It is, however, not the most vivacious piece of writing you’ll come across. Nobbs is a butler in a small Dublin hotel run by Pauline Collins’ Margaret Baker in the late 19th century, which caters to the various whims of a carousing upper class (Jonathan Rhys Meyer, Phoebe Waller-Bridge, John Light, Phyllida Law among the bisexual and bolshy). Reclusive but dedicated, Nobbs has been squirelling away wages and tips for years with the hope of purchasing his own business, there’s just the small matter of a little secret that is, of course, no secret to us. Continue reading “DVD Review: Albert Nobbs”
“If we make this coat, it would be as if I was wearing your dog”
One of Close’s most iconic roles is Cruella De Vil from the 1996 version of 101 Dalmatians and not having seen it for many, many years, I was intrigued to see how it had stood the test of time. And surprisingly well was the verdict, from me at least. The live action film does away with voices for the dogs but still captures communication between them most effectively (and I’m not even an animal lover) and charmingly, as Pongo and Perdita join forces to defeat the dastardly scheming of twisted fashion designer De Vil.
And what was interesting seeing the film though adult eyes, was the extent to which Close plays her as genuinely insane, all bwah hah hah cackles wherever possible and wild-eyed stares at whoever happens to be in her path. It’s a gloriously over-the-top performance but she commits entirely and so delivers perfectly, you can’t help but root for her a tiny bit, she makes evil seem such fun.
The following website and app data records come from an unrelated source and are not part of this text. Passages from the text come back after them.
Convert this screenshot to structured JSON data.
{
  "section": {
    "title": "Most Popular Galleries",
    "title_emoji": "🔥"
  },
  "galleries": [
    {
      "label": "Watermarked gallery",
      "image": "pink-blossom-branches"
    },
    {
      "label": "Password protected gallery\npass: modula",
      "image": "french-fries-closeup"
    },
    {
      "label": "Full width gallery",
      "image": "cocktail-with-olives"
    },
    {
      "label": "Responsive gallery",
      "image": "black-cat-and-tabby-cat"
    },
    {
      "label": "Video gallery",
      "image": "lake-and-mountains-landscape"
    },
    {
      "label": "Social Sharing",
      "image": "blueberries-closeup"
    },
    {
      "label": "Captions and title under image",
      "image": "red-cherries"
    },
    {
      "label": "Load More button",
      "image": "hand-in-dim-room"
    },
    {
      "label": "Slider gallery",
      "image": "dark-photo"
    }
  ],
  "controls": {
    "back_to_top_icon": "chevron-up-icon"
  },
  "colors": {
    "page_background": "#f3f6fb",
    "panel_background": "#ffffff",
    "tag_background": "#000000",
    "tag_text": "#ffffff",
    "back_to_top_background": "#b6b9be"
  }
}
Joely Richardson and Jeff Bridges as the dogs’ owners can’t help but seem a little bland by comparison, though their romance is rather sweetly portrayed. Continue reading “DVD Review: 101 Dalmatians (1996)”